▸ Task requirements
You are to retype all of the data exactly as it appears.

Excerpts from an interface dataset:
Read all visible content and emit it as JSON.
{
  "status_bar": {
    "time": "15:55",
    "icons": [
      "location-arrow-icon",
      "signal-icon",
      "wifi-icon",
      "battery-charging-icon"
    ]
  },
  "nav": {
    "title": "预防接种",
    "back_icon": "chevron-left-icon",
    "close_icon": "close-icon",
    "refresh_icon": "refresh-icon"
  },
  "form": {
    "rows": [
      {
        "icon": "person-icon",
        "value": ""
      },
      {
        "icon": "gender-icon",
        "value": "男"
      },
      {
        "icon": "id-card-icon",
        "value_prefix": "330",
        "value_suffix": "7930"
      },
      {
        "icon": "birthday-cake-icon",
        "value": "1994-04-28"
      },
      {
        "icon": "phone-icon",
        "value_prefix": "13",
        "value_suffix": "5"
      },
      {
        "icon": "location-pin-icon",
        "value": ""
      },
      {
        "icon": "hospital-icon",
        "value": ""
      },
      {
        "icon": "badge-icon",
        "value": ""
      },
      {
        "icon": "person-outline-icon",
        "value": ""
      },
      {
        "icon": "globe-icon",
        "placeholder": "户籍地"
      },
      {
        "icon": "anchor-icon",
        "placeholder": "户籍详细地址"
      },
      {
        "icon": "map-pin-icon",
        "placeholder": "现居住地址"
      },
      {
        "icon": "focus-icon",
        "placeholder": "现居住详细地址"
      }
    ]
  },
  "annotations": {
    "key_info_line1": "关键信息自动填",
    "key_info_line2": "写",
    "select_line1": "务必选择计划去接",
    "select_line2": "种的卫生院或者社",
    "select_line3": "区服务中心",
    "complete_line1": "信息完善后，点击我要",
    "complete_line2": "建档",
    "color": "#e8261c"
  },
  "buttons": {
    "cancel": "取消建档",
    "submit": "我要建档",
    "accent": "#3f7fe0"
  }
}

▸ Completed task
Read all visible content and emit it as JSON.
{
  "status_bar": {
    "time": "15:55",
    "icons": [
      "location-arrow-icon",
      "signal-icon",
      "wifi-icon",
      "battery-charging-icon"
    ]
  },
  "nav": {
    "title": "预防接种",
    "back_icon": "chevron-left-icon",
    "close_icon": "close-icon",
    "refresh_icon": "refresh-icon"
  },
  "form": {
    "rows": [
      {
        "icon": "person-icon",
        "value": ""
      },
      {
        "icon": "gender-icon",
        "value": "男"
      },
      {
        "icon": "id-card-icon",
        "value_prefix": "330",
        "value_suffix": "7930"
      },
      {
        "icon": "birthday-cake-icon",
        "value": "1994-04-28"
      },
      {
        "icon": "phone-icon",
        "value_prefix": "13",
        "value_suffix": "5"
      },
      {
        "icon": "location-pin-icon",
        "value": ""
      },
      {
        "icon": "hospital-icon",
        "value": ""
      },
      {
        "icon": "badge-icon",
        "value": ""
      },
      {
        "icon": "person-outline-icon",
        "value": ""
      },
      {
        "icon": "globe-icon",
        "placeholder": "户籍地"
      },
      {
        "icon": "anchor-icon",
        "placeholder": "户籍详细地址"
      },
      {
        "icon": "map-pin-icon",
        "placeholder": "现居住地址"
      },
      {
        "icon": "focus-icon",
        "placeholder": "现居住详细地址"
      }
    ]
  },
  "annotations": {
    "key_info_line1": "关键信息自动填",
    "key_info_line2": "写",
    "select_line1": "务必选择计划去接",
    "select_line2": "种的卫生院或者社",
    "select_line3": "区服务中心",
    "complete_line1": "信息完善后，点击我要",
    "complete_line2": "建档",
    "color": "#e8261c"
  },
  "buttons": {
    "cancel": "取消建档",
    "submit": "我要建档",
    "accent": "#3f7fe0"
  }
}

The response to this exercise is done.